Invest in Scale-Up Talent

2017 was the best year on record for investment into ambitious, high growth firms. The investment for scale-ups increased significantly and the appetite from large foreign investors showed no sign of slowing – according to Beauhurst’s “The Deal”.

Clearly, the financial support is there for companies to grow. However, this creates a strong demand for leaders with the expertise to scale a business effectively, creating an increasingly competitive landscape for small companies to look for talent.

It is, therefore, becoming increasingly important to prioritise how you attract, secure and retain key hires in this environment. Particularly as compromising on the people you bring in at this critical stage can have a far-reaching impact. We believe if companies are to be successful in their scale-up ambitions they should look to recruit for the business they want to be – not the business they are today.

This requires careful thought about your strategy and how it aligns with the team – identifying the gaps and potential changes you may need to make. This may sound obvious but, with demands for time elsewhere (such as fundraising) and a lack of HR support, it is often overlooked. Companies focus too much on the appointment itself being the answer, rather than the difference the right person could make.

A robust talent strategy that supports growth objectives is intrinsic to ensuring you get the best people in at the right time. So, what are the key points to consider when strengthening the team?

Mind the Gap – Scoping Out The Role

If the gap you are trying to fill is too big, it is unlikely you will find someone with the required breadth of skill/experience – or they will be used to leading a large team and functional heads underneath them. In which case, if you don’t already have that structure in place, you will need to assess whether this is something you can support in time or whether the role is better divided up. Conversely, If the gap is too small and you are looking for a heavy hitter, then the remit might be too narrow to attract them.

Proposition – Be Bold!

Consider your proposition, not just from a financial perspective, but the scope of remit, business critical nature of the role, the dynamics of the board/senior team, and perceived risk. Do you have global ambitions – or are you looking for an early exit? This will appeal to different types of individuals. How your technology will change the world/disrupt markets will also play a role in rousing interest. Tailoring your conversation to the individual, based on their motivations and aspirations will make the proposition even more powerful.

The Courtship

Having a clear and structured interview process is important but preparing to go the extra mile for the right candidate can make all the difference. We were recruiting an executive level role for a company and the preferred candidate was considering another opportunity alongside it. We realised how important his family would be in deciding whether he took the job or not so the CEO and his wife travelled down to take the candidate and his wife out to dinner.
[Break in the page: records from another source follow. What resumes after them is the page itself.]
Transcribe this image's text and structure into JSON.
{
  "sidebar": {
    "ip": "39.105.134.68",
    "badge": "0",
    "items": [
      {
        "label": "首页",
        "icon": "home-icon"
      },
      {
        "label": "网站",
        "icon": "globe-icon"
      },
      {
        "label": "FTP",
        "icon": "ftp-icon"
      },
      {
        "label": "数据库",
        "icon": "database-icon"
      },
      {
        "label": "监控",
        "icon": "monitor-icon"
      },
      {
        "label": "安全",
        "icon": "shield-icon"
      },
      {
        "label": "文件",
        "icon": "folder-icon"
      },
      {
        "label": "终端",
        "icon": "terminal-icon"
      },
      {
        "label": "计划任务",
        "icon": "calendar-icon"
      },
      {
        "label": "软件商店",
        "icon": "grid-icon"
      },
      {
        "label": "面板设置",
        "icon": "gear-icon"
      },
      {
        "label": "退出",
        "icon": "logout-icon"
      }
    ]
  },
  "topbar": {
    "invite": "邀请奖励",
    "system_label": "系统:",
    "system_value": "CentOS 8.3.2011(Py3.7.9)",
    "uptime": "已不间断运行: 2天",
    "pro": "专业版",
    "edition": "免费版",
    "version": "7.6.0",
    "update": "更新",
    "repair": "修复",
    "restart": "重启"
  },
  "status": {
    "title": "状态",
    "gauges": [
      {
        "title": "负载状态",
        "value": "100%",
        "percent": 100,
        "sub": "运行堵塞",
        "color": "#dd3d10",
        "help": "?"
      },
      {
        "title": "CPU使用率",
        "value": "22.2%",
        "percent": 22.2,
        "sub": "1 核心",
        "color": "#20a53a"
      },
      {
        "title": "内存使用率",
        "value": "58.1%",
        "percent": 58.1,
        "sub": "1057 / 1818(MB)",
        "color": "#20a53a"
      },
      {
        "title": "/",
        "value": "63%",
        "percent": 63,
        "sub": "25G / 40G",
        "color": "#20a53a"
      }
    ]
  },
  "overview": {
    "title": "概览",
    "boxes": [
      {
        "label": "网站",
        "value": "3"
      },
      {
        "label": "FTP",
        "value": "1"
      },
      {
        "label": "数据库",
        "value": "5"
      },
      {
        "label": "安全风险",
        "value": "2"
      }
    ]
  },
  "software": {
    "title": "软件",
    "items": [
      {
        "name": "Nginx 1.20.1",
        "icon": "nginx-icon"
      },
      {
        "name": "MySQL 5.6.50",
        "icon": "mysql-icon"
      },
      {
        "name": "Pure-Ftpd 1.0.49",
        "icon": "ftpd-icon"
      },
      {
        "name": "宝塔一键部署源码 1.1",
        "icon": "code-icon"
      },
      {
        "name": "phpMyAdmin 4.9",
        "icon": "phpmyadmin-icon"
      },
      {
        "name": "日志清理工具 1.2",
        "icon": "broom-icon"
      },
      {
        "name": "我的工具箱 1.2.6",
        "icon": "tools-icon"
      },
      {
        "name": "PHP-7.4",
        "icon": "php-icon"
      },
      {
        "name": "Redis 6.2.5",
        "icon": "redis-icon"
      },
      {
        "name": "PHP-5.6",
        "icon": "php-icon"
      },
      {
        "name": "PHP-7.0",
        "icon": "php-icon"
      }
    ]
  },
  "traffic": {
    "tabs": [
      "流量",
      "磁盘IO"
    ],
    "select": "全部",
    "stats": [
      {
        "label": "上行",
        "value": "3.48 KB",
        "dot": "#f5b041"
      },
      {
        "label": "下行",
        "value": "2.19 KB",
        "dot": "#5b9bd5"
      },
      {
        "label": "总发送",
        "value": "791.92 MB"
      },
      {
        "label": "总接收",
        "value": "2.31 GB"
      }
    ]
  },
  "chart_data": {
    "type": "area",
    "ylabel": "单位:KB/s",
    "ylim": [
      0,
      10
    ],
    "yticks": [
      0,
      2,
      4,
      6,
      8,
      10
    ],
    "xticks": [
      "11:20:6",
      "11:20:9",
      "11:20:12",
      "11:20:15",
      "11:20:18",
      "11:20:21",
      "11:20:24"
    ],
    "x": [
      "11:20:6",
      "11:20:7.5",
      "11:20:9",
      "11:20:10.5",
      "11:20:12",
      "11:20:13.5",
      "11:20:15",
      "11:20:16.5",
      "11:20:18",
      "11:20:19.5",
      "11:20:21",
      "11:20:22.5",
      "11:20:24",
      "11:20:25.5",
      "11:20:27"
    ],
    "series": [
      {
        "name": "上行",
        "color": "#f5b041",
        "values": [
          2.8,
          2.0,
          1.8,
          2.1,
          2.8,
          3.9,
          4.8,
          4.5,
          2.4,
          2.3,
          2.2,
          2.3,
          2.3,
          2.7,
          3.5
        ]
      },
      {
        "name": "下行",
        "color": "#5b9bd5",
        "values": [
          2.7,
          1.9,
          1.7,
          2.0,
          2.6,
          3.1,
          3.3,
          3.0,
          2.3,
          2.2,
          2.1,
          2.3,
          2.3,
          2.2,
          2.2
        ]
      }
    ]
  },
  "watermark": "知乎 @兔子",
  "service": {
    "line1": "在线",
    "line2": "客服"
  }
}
This was a huge factor in the candidate eventually accepting.

Good candidates will want to undertake their own due diligence. How transparent and open you can be (within the realms of what can be disclosed) can have a strong bearing on how a candidate feels about the opportunity. It also gives them an insight into the company culture and how the executives operate and share information.


Many companies assume that their compensation structure is fit for purpose, but this may not have changed for a long time or an accurate reflection of where the business is today (let alone where it plans to be).

For obvious reasons this can be inhibitive to bringing in new hires but also for retaining and motivating the talent you have got. Regular benchmarking exercises, in line with funding rounds, are important and it is helpful to do this before looking to bring on any key talent, rather than running the risk of losing a preferred candidate by stalling negotiations whilst you undergo a remuneration review process.

For more information, please see our remuneration report